Wasp (PHOTO: Professional Pest Management Alliance)Photo courtesy of the Professional Pest Management Alliance

Wasps and hornets

To easily spot wasp nests, watch the flight path of returning wasps — they’ll lead you straight to the source.

The eaves and ledges around houses are common spots to find nests, but sometimes nests aren’t that obvious. Check play equipment like swing sets and tree houses; when overwintering paper wasps (Vespidae) emerge, for example, they tend to set up their nests on playsets left undisturbed during the colder months. Make sure to also inspect outdoor storage areas like sheds, decks, garages and crawlspaces for wasp and hornet nests.

Essentria Products (Photo: Zoëcon Professional Products)

Photo: Zoëcon Professional Products

Once identified, treat visible nests with Essentria® Wasp & Hornet Spray for immediate kill of these stinging insects. This solution is formulated with essential oils and is designed for spraying up to 20 feet away. Essentria® Wasp & Hornet Spray foams up to control the pests, and is approved for use in attics and garages, as well as sensitive areas like schools.

Essentria® Wasp & Hornet Spray is one of five products from the Essentria® family of botanically based products from Zoëcon® Professional Products.

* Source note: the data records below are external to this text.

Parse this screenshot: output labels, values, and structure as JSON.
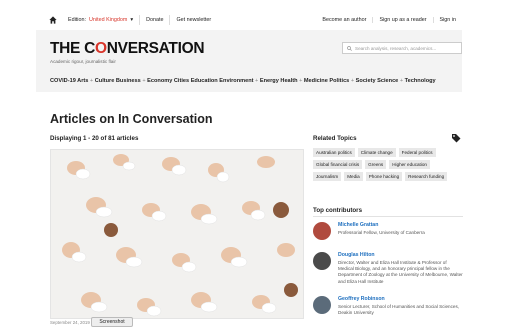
{
  "topbar": {
    "edition_label": "Edition:",
    "edition_value": "United Kingdom",
    "donate": "Donate",
    "newsletter": "Get newsletter",
    "become_author": "Become an author",
    "signup_reader": "Sign up as a reader",
    "signin": "Sign in"
  },
  "masthead": {
    "logo_left": "THE C",
    "logo_o": "O",
    "logo_right": "NVERSATION",
    "tagline": "Academic rigour, journalistic flair",
    "search_placeholder": "Search analysis, research, academics..."
  },
  "nav": {
    "items": [
      "COVID-19",
      "Arts",
      "Culture",
      "Business",
      "Economy",
      "Cities",
      "Education",
      "Environment",
      "Energy",
      "Health",
      "Medicine",
      "Politics",
      "Society",
      "Science",
      "Technology"
    ]
  },
  "main": {
    "title": "Articles on In Conversation",
    "displaying": "Displaying 1 - 20 of 81 articles",
    "hero_caption": "September 24, 2019",
    "screenshot_label": "Screenshot"
  },
  "related": {
    "heading": "Related Topics",
    "tags": [
      [
        "Australian politics",
        "Climate change",
        "Federal politics"
      ],
      [
        "Global financial crisis",
        "Greens",
        "Higher education"
      ],
      [
        "Journalism",
        "Media",
        "Phone hacking",
        "Research funding"
      ]
    ]
  },
  "contributors": {
    "heading": "Top contributors",
    "people": [
      {
        "name": "Michelle Grattan",
        "role": "Professorial Fellow, University of Canberra",
        "avatar_color": "#b04a3e"
      },
      {
        "name": "Douglas Hilton",
        "role": "Director, Walter and Eliza Hall Institute & Professor of Medical Biology, and an honorary principal fellow in the Department of Zoology at the University of Melbourne, Walter and Eliza Hall Institute",
        "avatar_color": "#4a4a4a"
      },
      {
        "name": "Geoffrey Robinson",
        "role": "Senior Lecturer, School of Humanities and Social Sciences, Deakin University",
        "avatar_color": "#5b6b7a"
      }
    ]
  },
  "colors": {
    "accent_red": "#d8352a",
    "link_blue": "#1e6fbf"
  }
}
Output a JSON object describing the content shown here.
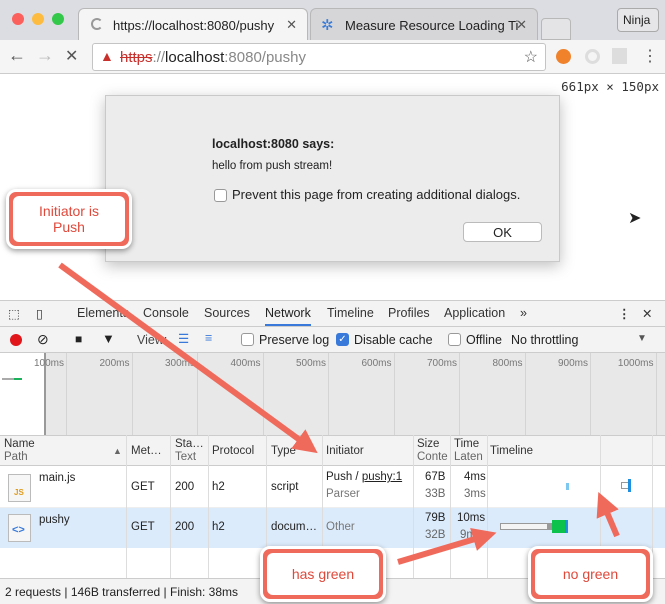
{
  "browser": {
    "tabs": [
      {
        "title": "https://localhost:8080/pushy"
      },
      {
        "title": "Measure Resource Loading Ti"
      }
    ],
    "profile": "Ninja",
    "url": {
      "scheme": "https",
      "host": "localhost",
      "rest": ":8080/pushy"
    },
    "viewport_size": "661px × 150px"
  },
  "dialog": {
    "title": "localhost:8080 says:",
    "message": "hello from push stream!",
    "checkbox_label": "Prevent this page from creating additional dialogs.",
    "ok": "OK"
  },
  "devtools": {
    "tabs": [
      "Elements",
      "Console",
      "Sources",
      "Network",
      "Timeline",
      "Profiles",
      "Application"
    ],
    "active_tab": "Network",
    "more": "»",
    "toolbar": {
      "view": "View:",
      "preserve_log": "Preserve log",
      "disable_cache": "Disable cache",
      "offline": "Offline",
      "throttling": "No throttling",
      "disable_cache_checked": true
    },
    "ticks": [
      "100ms",
      "200ms",
      "300ms",
      "400ms",
      "500ms",
      "600ms",
      "700ms",
      "800ms",
      "900ms",
      "1000ms"
    ],
    "columns": {
      "name": "Name",
      "path": "Path",
      "method": "Met…",
      "status": "Sta…",
      "status_text": "Text",
      "protocol": "Protocol",
      "type": "Type",
      "initiator": "Initiator",
      "size": "Size",
      "content": "Conte",
      "time": "Time",
      "latency": "Laten",
      "timeline": "Timeline"
    },
    "rows": [
      {
        "name": "main.js",
        "method": "GET",
        "status": "200",
        "protocol": "h2",
        "type": "script",
        "initiator_prefix": "Push / ",
        "initiator_link": "pushy:1",
        "initiator_sub": "Parser",
        "size": "67B",
        "content": "33B",
        "time": "4ms",
        "latency": "3ms"
      },
      {
        "name": "pushy",
        "method": "GET",
        "status": "200",
        "protocol": "h2",
        "type": "docum…",
        "initiator_prefix": "Other",
        "initiator_link": "",
        "initiator_sub": "",
        "size": "79B",
        "content": "32B",
        "time": "10ms",
        "latency": "9ms"
      }
    ],
    "status": "2 requests | 146B transferred | Finish: 38ms"
  },
  "annotations": {
    "initiator": "Initiator is Push",
    "has_green": "has green",
    "no_green": "no green",
    "color": "#f06a5c"
  }
}
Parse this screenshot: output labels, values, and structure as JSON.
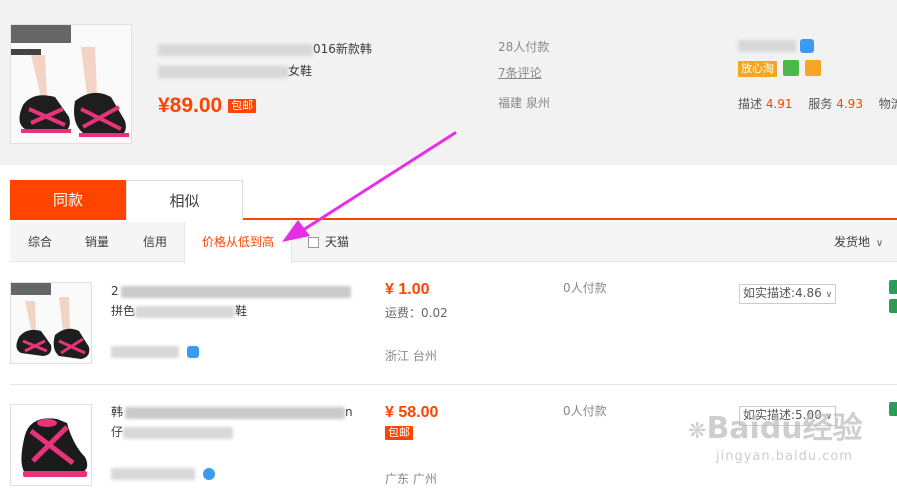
{
  "top_product": {
    "title_line1_tail": "016新款韩",
    "title_line2_tail": "女鞋",
    "price": "¥89.00",
    "free_ship_badge": "包邮",
    "paid_count": "28人付款",
    "reviews_link": "7条评论",
    "location": "福建 泉州",
    "seller_badge": "放心淘",
    "scores": [
      {
        "label": "描述",
        "value": "4.91"
      },
      {
        "label": "服务",
        "value": "4.93"
      },
      {
        "label": "物流",
        "value": ""
      }
    ]
  },
  "tabs": [
    {
      "label": "同款",
      "active": true
    },
    {
      "label": "相似",
      "active": false
    }
  ],
  "sort_bar": {
    "options": [
      "综合",
      "销量",
      "信用",
      "价格从低到高"
    ],
    "selected": "价格从低到高",
    "tmall_label": "天猫",
    "ship_from": "发货地",
    "ship_from_arrow": "∨"
  },
  "items": [
    {
      "title_line1_head": "2",
      "title_line2_head": "拼色",
      "title_line2_tail": "鞋",
      "price": "¥ 1.00",
      "shipping": "运费：0.02",
      "location": "浙江 台州",
      "paid_count": "0人付款",
      "desc_rating": "如实描述:4.86",
      "desc_arrow": "∨"
    },
    {
      "title_line1_head": "韩",
      "title_line1_tail": "n",
      "title_line2_head": "仔",
      "price": "¥ 58.00",
      "free_ship_badge": "包邮",
      "location": "广东 广州",
      "paid_count": "0人付款",
      "desc_rating": "如实描述:5.00",
      "desc_arrow": "∨"
    }
  ],
  "watermark": {
    "brand": "Baidu经验",
    "url": "jingyan.baidu.com"
  },
  "colors": {
    "accent": "#ff4400",
    "annotation_arrow": "#e62ee6",
    "seller_badge": "#f5a623"
  }
}
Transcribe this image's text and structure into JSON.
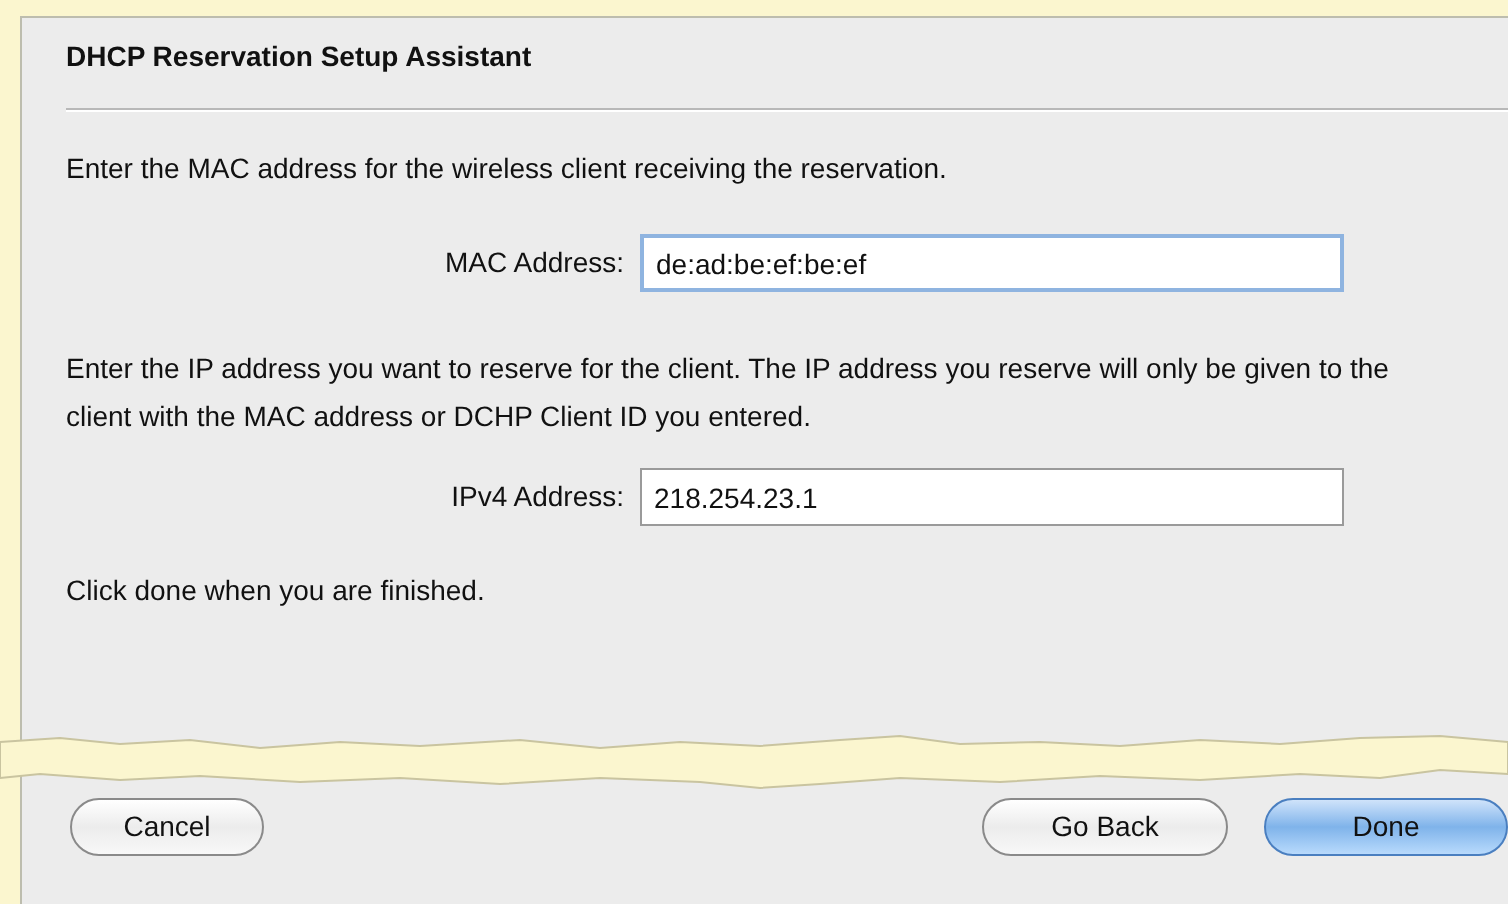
{
  "sheet": {
    "title": "DHCP Reservation Setup Assistant"
  },
  "mac_prompt": "Enter the MAC address for the wireless client receiving the reservation.",
  "mac_field": {
    "label": "MAC Address:",
    "value": "de:ad:be:ef:be:ef",
    "focused": true
  },
  "ip_prompt": "Enter the IP address you want to reserve for the client. The IP address you reserve will only be given to the client with the MAC address or DCHP Client ID you entered.",
  "ip_field": {
    "label": "IPv4 Address:",
    "value": "218.254.23.1",
    "focused": false
  },
  "finish_note": "Click done when you are finished.",
  "buttons": [
    {
      "label": "Cancel",
      "kind": "cancel",
      "default": false
    },
    {
      "label": "Go Back",
      "kind": "back",
      "default": false
    },
    {
      "label": "Done",
      "kind": "done",
      "default": true
    }
  ]
}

For effective pest control, reach for this line of 25(b) Exempt pesticides. Featuring botanical active ingredients derived from the essential oils of plants, these environmentally friendly products offer broad application opportunities, including in sensitive accounts and uses around children, pets and in food-handling areas.

Learn more about the Essentria® line of products and all the product offerings from Zoëcon at www.zoecon.com.

This page was produced by North Coast Media’s content marketing staff in collaboration with Zoëcon Professional Products. NCM Content Marketing connects marketers to audiences and delivers industry trends, business tips and product information. The Pest Management Professional editorial staff did not create this content.

Header photo provided by Zoëcon Professional Products/istock.com/tinabelle